Douglas took a strong role in desegregation cases, in the assurance of fair governmental procedures for the accused, in the freedom of religion cases, and in the cases concerning the right of access to birth-control information. In the obscenity cases he took a firm stand for the absolute freedoms guaranteed against censorship of any sort by the 1st Amendment, which to some made him a proponent of smut and "un-American" values.
Douglas's continuous record of militant judicial liberalism was bound to awaken hostility. There were rumblings about impeaching Douglas when he granted a brief stay of execution to Julius and Ethel Rosenberg, who had been convicted of spying on American atomic bomb technology. Anti-Douglas sentiments were fed by his three divorces and by his judicial opinions in religion-in-the-schools and obscenity cases. To a growing number of people he had offended God, the home, and the purity of the printed word. His book, Points of Revolution (1970), compared the current American Establishment with George III's, saying that unless it accepted the pressures for nonviolent revolutionary change, it would be overthrown by violence; this also stirred ire.

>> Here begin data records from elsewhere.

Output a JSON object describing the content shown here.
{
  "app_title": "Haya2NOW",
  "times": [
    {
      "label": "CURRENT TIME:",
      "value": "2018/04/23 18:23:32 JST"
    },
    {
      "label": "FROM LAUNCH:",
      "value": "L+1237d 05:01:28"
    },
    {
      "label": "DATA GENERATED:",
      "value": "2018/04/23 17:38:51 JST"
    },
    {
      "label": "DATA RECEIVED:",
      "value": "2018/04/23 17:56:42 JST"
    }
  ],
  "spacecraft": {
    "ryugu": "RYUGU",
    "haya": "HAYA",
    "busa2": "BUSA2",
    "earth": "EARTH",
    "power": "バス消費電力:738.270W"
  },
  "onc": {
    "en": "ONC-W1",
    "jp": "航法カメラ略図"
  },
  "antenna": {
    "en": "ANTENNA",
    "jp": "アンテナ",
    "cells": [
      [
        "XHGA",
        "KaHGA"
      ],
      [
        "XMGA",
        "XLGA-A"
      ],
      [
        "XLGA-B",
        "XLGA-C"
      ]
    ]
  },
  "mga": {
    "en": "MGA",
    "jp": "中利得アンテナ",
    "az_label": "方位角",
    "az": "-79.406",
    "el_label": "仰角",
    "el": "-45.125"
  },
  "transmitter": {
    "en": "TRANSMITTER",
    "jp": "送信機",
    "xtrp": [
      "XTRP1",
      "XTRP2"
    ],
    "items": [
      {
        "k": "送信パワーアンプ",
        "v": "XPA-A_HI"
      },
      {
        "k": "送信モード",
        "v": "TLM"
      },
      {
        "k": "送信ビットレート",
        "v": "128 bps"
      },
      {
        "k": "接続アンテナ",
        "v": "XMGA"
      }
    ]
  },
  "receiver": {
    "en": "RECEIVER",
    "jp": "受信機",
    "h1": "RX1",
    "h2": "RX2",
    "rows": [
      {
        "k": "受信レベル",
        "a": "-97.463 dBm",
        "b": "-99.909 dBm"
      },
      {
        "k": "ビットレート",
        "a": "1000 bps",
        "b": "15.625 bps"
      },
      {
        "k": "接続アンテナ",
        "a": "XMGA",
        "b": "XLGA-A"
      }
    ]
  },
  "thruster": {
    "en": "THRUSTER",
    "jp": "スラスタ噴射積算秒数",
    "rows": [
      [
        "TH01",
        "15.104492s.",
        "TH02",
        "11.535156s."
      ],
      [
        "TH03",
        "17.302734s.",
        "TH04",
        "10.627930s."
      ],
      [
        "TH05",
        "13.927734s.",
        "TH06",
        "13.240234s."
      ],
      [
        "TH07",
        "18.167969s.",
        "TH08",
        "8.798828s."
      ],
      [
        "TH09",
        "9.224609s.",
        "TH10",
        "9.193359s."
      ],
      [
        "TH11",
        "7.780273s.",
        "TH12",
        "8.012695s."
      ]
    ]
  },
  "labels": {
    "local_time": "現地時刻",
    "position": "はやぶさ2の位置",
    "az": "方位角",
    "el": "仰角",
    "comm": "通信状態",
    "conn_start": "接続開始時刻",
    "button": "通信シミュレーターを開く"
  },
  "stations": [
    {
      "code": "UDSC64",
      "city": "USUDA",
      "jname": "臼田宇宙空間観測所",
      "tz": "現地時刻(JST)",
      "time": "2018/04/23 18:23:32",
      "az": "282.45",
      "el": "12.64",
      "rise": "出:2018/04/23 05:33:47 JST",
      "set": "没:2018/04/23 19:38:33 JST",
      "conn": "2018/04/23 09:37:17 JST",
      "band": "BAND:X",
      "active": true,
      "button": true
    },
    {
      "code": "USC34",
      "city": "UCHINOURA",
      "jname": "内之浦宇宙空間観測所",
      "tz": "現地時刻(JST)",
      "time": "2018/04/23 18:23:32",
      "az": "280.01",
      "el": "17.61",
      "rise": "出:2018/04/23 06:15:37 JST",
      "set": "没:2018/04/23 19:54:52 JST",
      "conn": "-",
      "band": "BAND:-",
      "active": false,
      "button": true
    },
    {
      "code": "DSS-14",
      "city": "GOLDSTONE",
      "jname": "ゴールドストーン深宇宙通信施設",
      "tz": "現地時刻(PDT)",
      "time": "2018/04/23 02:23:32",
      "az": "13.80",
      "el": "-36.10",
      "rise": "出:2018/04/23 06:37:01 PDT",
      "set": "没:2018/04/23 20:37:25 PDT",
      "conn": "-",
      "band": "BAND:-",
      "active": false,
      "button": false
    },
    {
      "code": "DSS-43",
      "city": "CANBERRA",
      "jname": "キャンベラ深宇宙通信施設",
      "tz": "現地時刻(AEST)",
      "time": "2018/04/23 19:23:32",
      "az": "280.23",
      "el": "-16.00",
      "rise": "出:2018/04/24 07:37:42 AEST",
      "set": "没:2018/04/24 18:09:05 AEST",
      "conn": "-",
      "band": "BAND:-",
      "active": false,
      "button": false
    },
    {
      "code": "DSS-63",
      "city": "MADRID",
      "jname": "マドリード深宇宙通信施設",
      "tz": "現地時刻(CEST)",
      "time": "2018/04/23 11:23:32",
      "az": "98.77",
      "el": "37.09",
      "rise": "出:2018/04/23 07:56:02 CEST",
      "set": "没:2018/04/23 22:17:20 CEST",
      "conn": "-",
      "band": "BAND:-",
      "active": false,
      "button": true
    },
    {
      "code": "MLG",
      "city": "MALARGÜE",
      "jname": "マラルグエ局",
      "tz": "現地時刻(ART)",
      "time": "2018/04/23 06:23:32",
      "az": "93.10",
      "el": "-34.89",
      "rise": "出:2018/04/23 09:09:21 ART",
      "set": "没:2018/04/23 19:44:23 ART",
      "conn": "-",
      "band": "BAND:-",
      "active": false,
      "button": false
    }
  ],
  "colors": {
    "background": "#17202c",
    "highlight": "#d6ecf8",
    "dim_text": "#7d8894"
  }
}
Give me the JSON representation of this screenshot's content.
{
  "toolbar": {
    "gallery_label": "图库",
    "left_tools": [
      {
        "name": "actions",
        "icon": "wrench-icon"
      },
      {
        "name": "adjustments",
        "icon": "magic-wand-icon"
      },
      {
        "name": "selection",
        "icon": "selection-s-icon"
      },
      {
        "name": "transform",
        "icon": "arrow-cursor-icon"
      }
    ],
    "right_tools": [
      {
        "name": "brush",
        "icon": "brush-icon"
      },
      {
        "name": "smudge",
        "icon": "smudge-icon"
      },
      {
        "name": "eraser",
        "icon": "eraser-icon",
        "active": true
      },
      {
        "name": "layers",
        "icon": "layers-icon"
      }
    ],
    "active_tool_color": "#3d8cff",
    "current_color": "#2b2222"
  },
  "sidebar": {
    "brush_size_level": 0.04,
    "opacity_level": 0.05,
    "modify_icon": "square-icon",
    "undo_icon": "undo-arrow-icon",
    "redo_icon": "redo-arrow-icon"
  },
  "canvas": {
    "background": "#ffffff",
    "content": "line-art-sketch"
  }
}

The impeachment movement this time gained considerable strength in the House of Representatives, fed mainly by tensions of the era and partisan politics, and a committee looking into his affairs was formed. Gerald Ford, while still in Congress, was the leading voice against Douglas. The impeachment-mongerers had their opening in Douglas's association with the Parvin fund, whose purposes were impeccable but whose money, it turned out, came from sources tainted with gambling. He collected a small fee that, despite being negligible, he still paid income taxes on, which his attackers claimed caused a conflict of interest, despite many of the other justices and government officials having received similar compensations. The impeachment attempts were all inconclusive, but persisted until Douglas retired from the Court in 1975.
An indomitable traveler, naturalist, mountain climber, lecturer, and writer, as well as teacher, administrator, and judge, Douglas reasserted the possibility of a many-faceted Renaissance existence as against a specialized, limited life. His career covered 4 decades of stormy American experience, from the early New Deal days to the tensions of the Vietnam War and the student confrontations of the late 1960s and early 1970s. He brought to these years of turmoil legal and financial skills, a passion for individual freedom, and a plain-spoken brusqueness. He will be remembered as one of the few public figures who dared challenge convention and the Establishment during the middle of the 20th century. He died on January 19, 1980.
William Douglas wrote multiple books, though they are more centered around either law, political philosophy, or nature than himself. However, he did write a few autobiographies, including Go East, Young Man: The Early Years (1974) and The Court Years (1980). A biographical sketch and a selection of Douglas's judicial opinions are in Vern Countryman, ed., Douglas of the Supreme Court: A Selection of His Opinions (1959). Douglas and the Supreme Court are also discussed in John Paul Frank, The Warren Court (1964); Leo Pfeffer, This Honorable Court: A History of the United States Supreme Court (1965); and Henry Julian Abraham, Freedom and the Court: Civil Rights and Liberties in the United States (1967). See also the chapter "William O. Douglas: Diogenes on Wall Street" in Max Lerner, Ideas Are Weapons: The History and Uses of Ideas (1939). □